If you find yourself in this position, but want to reduce your monthly mortgage payments or cut the length of your loan, you should check your loan agreement. Because, as The New York Times revealed on December 30, some of the best mortgage lenders allow borrowers to go through a process called "recasting" or "re-amortizing".
It's important to note that use of the phrase, "some of the best mortgage lenders", because not all loan servicers permit the process. Homeowners who are interested should check with their mortgage lenders.
Mortgage loan re-amortization--what is it?
Mortgage loan re-amortization can be attractive to those who cannot--or do not wish to--refinance. As The San Francisco Chronicle highlights, refinancing involves repaying and replacing the old loan, while a re-amortization requires a retaining but rejigging it. And that, of course, means no credit check, no property appraisal and no closing costs--although there is likely to be a fairly modest fee, about $150.
What generally happens is that the borrower has a lump sum (there's usually a minimum, sometimes $5,000), and uses that to reduce the outstanding principal debt on the mortgage. Of course, pretty much anyone can do that at any time, but with re-amortization, the loan is restructured. The rate, the term and other conditions remain the same, but the monthly payments are reduced to reflect the fact that less money remains to be repaid over the same period.
This contrasts with paying down a mortgage with a lump sum without re-amortizing. If you do that, your monthly payments would normally remain the same, but you'd pay off the loan faster.
What's the point?
Mortgage loan re-amortization certainly doesn't suit everyone. To start with, for many, the whole point of using a lump sum to pay down their home loan is to be mortgage-free as soon as possible. And re-amortization won't in itself reduce the term by a single day. But you might find the process helpful if, say:
- You can't refinance, but you're worried about your ability in the future to make payments, especially if you have an adjustable-rate mortgage that could rise in coming years
- You want the flexibility that would come with a lower monthly payment--including the option of overpaying, and thus shortening the term of the loan
- You have an investment property that isn't currently producing the return you need to cover your mortgage payments, and your concern is one of cash flow
If you'd like to see what re-amortization would do to your home loan, why not use the ShopRate mortgage calculator?
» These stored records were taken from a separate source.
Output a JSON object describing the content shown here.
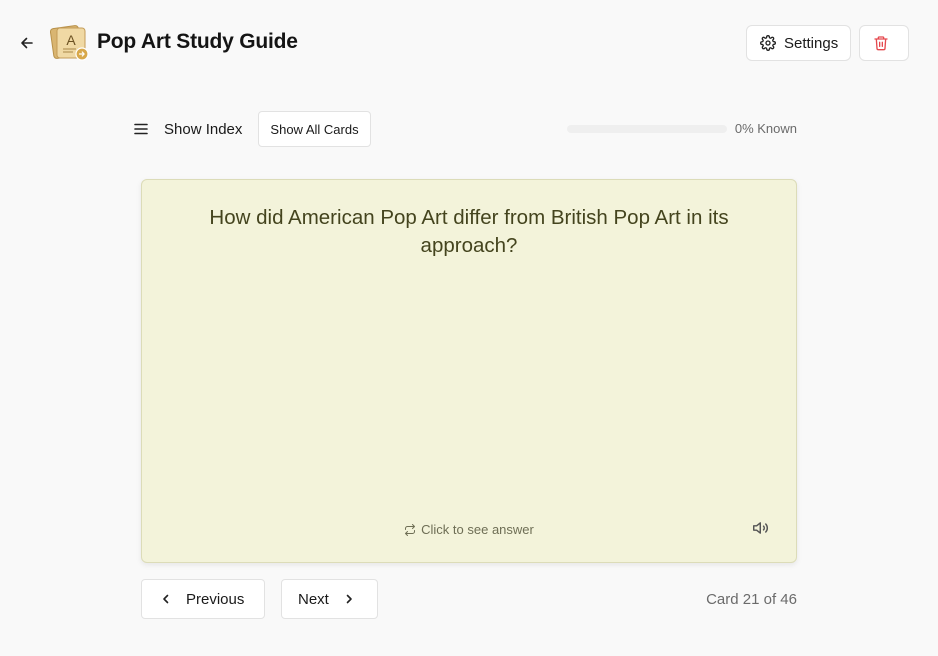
{
  "header": {
    "title": "Pop Art Study Guide",
    "settings_label": "Settings",
    "logo_letter": "A"
  },
  "toolbar": {
    "index_label": "Show Index",
    "show_all_label": "Show All Cards",
    "known_percent": 0,
    "known_label": "0% Known"
  },
  "card": {
    "question": "How did American Pop Art differ from British Pop Art in its approach?",
    "flip_hint": "Click to see answer"
  },
  "navigation": {
    "previous_label": "Previous",
    "next_label": "Next",
    "counter": "Card 21 of 46"
  },
  "colors": {
    "card_bg": "#f3f3da",
    "delete_red": "#e5484d",
    "logo_tan": "#e7c98f"
  },
  "icons": [
    "arrow-left-icon",
    "flashcard-logo-icon",
    "gear-icon",
    "trash-icon",
    "menu-icon",
    "repeat-icon",
    "speaker-icon",
    "chevron-left-icon",
    "chevron-right-icon"
  ]
}
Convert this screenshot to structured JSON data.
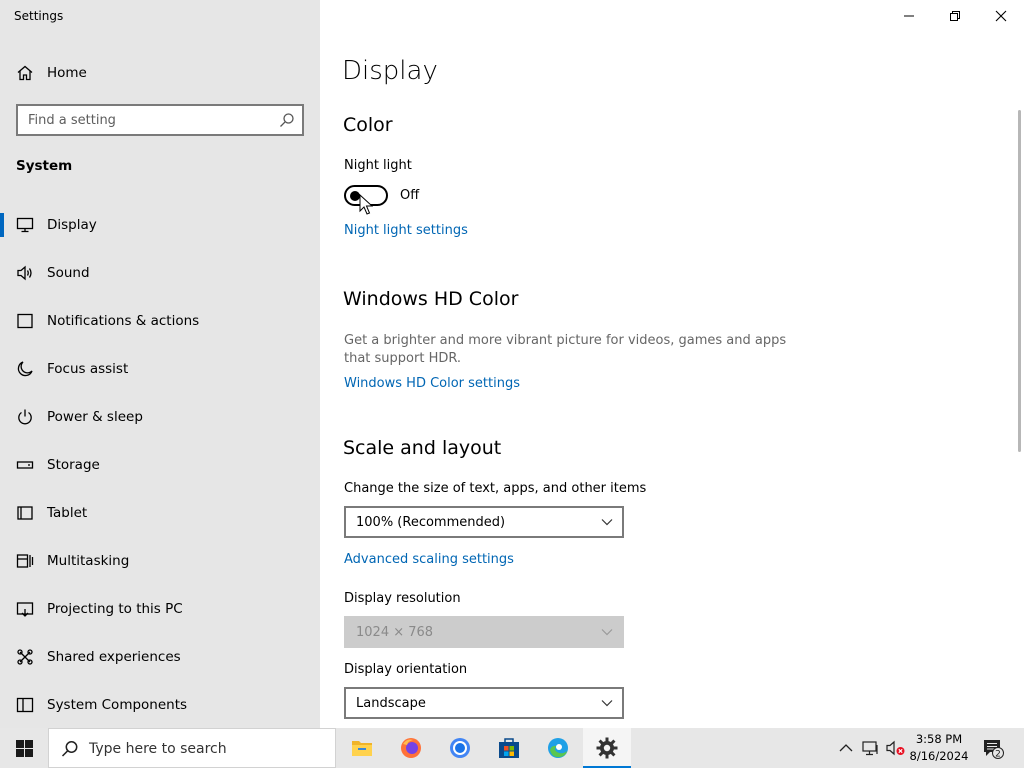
{
  "window": {
    "title": "Settings",
    "minimize_label": "Minimize",
    "maximize_label": "Restore",
    "close_label": "Close"
  },
  "sidebar": {
    "home_label": "Home",
    "search_placeholder": "Find a setting",
    "section_label": "System",
    "items": [
      {
        "label": "Display",
        "icon": "monitor-icon",
        "active": true
      },
      {
        "label": "Sound",
        "icon": "speaker-icon"
      },
      {
        "label": "Notifications & actions",
        "icon": "notification-icon"
      },
      {
        "label": "Focus assist",
        "icon": "moon-icon"
      },
      {
        "label": "Power & sleep",
        "icon": "power-icon"
      },
      {
        "label": "Storage",
        "icon": "storage-icon"
      },
      {
        "label": "Tablet",
        "icon": "tablet-icon"
      },
      {
        "label": "Multitasking",
        "icon": "multitasking-icon"
      },
      {
        "label": "Projecting to this PC",
        "icon": "projector-icon"
      },
      {
        "label": "Shared experiences",
        "icon": "shared-icon"
      },
      {
        "label": "System Components",
        "icon": "components-icon"
      }
    ]
  },
  "main": {
    "title": "Display",
    "color": {
      "heading": "Color",
      "night_light_label": "Night light",
      "night_light_state": "Off",
      "night_light_link": "Night light settings"
    },
    "hd_color": {
      "heading": "Windows HD Color",
      "description": "Get a brighter and more vibrant picture for videos, games and apps that support HDR.",
      "link": "Windows HD Color settings"
    },
    "scale_layout": {
      "heading": "Scale and layout",
      "scale_label": "Change the size of text, apps, and other items",
      "scale_value": "100% (Recommended)",
      "advanced_link": "Advanced scaling settings",
      "resolution_label": "Display resolution",
      "resolution_value": "1024 × 768",
      "orientation_label": "Display orientation",
      "orientation_value": "Landscape"
    }
  },
  "taskbar": {
    "search_placeholder": "Type here to search",
    "apps": [
      "file-explorer-icon",
      "firefox-icon",
      "chrome-icon",
      "store-icon",
      "edge-icon",
      "settings-gear-icon"
    ],
    "time": "3:58 PM",
    "date": "8/16/2024",
    "notification_count": "2"
  },
  "colors": {
    "accent": "#0067c0",
    "link": "#0066b4",
    "sidebar_bg": "#e6e6e6",
    "taskbar_bg": "#e7e7e7"
  }
}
Remember to put in your existing rate and the length of time your current mortgage still has to run. But do two calculations: one with your current outstanding balance, and another with the balance that would be outstanding if you were to pay in a lump sum and re-amortize. You should be able to see approximations of both your new monthly payment, and the total amount of interest you could save.
Mortgage quotes for all purposes
If re-amortization isn't for you, but you're looking for a new mortgage or to refinance, a good place to start is right here. Check out competitive mortgage quotes today.